** GIVEN RECORDS follows **

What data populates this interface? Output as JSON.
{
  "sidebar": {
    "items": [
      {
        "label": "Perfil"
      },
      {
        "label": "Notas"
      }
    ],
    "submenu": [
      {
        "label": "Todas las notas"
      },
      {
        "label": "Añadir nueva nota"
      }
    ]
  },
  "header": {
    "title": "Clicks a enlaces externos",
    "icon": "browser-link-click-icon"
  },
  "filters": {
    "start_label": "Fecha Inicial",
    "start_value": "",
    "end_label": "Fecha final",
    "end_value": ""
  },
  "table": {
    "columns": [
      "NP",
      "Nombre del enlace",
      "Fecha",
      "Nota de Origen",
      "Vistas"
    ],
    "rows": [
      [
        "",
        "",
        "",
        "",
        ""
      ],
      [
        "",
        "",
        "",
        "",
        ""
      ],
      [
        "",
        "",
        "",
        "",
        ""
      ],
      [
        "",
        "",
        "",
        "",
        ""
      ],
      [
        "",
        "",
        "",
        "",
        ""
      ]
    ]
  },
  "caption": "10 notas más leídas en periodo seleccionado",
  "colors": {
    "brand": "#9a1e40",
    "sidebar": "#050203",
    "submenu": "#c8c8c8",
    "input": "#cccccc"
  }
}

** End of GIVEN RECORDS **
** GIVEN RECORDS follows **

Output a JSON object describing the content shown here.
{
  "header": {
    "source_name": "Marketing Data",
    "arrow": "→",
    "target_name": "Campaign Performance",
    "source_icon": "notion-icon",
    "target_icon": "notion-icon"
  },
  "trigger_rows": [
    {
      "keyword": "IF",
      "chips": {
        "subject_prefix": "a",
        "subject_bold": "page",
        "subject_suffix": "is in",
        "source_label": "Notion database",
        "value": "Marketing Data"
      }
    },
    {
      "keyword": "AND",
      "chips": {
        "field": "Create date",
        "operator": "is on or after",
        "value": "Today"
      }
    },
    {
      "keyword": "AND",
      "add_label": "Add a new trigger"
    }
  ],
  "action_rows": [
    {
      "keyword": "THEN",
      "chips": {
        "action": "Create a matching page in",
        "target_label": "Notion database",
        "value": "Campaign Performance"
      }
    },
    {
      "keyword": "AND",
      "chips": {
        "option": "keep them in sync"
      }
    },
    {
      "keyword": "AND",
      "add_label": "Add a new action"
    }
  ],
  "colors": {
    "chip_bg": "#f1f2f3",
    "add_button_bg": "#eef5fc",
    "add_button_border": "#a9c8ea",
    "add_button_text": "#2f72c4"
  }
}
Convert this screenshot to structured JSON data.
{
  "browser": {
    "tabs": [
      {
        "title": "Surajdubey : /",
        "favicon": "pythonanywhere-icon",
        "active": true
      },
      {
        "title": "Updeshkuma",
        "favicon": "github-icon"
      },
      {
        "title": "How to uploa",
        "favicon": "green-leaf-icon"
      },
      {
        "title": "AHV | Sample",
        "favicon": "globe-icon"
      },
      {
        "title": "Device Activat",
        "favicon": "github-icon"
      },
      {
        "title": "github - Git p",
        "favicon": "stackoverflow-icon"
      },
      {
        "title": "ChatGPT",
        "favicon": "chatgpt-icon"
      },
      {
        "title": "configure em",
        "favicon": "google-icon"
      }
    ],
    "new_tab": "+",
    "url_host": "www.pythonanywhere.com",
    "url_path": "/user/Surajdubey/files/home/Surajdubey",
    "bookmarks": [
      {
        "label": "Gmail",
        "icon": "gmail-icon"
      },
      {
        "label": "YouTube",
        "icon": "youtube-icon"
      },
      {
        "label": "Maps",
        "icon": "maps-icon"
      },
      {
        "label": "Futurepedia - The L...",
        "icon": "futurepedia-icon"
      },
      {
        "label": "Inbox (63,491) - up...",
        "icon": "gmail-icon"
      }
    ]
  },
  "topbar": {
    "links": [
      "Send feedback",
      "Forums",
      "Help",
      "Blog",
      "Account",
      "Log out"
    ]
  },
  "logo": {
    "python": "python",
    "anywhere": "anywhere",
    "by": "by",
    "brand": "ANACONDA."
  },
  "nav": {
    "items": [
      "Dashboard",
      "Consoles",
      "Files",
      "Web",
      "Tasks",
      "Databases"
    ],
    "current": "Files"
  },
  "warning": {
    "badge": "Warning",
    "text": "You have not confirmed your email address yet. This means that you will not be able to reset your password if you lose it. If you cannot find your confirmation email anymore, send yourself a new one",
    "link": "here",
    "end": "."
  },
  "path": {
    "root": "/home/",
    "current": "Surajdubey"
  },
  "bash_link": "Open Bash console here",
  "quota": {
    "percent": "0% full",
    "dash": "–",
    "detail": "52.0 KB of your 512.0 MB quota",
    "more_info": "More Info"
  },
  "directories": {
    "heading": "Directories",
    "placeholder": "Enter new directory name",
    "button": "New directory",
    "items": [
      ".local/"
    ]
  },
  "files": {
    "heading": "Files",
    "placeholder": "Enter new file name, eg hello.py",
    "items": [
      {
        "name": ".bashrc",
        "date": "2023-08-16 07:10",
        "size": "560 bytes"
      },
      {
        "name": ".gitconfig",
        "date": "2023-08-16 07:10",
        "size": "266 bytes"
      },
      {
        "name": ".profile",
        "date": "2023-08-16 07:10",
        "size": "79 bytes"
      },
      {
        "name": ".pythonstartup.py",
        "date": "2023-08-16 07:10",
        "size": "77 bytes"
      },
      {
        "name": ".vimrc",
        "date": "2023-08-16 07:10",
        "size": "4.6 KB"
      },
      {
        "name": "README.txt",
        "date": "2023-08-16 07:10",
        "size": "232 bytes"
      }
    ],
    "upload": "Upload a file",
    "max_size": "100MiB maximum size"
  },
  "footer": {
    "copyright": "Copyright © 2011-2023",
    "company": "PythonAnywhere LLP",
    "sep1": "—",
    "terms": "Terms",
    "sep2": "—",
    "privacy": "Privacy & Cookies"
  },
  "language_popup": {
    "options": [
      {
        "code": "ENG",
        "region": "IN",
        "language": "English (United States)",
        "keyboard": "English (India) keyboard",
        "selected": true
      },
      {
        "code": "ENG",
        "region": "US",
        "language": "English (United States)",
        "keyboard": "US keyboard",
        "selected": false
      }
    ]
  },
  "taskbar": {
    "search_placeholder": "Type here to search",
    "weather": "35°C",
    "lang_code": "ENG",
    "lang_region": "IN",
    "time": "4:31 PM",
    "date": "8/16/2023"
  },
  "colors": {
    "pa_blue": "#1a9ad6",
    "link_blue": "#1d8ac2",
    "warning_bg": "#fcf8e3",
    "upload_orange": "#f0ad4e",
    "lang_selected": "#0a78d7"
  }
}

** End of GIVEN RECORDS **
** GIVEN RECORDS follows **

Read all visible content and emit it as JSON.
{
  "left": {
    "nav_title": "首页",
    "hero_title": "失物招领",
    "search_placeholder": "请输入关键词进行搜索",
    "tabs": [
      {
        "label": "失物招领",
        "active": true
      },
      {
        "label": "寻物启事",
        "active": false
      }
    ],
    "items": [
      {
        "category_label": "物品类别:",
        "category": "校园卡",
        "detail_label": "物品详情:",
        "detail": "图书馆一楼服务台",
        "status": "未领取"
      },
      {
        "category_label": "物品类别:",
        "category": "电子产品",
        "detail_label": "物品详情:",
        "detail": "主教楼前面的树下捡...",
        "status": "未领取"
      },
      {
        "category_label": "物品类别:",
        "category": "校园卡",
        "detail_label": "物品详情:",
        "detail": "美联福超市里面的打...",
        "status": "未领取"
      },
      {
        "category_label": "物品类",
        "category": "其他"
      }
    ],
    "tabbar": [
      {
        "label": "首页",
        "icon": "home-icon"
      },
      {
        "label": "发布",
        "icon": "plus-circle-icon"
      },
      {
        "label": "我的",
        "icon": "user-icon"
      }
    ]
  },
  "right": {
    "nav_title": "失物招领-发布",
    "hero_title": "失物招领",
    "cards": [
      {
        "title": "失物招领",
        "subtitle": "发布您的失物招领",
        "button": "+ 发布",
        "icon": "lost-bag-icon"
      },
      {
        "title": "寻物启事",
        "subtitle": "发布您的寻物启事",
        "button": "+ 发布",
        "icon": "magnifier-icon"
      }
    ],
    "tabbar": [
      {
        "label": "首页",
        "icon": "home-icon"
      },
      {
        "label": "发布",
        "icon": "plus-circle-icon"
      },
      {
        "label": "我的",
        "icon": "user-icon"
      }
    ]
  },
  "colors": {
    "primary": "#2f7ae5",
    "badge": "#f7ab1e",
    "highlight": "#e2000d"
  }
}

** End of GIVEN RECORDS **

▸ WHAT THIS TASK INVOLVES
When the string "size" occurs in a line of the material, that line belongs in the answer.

▸ EXPECTED ANSWER
        "size": "560 bytes"
        "size": "266 bytes"
        "size": "79 bytes"
        "size": "77 bytes"
        "size": "4.6 KB"
        "size": "232 bytes"
    "max_size": "100MiB maximum size"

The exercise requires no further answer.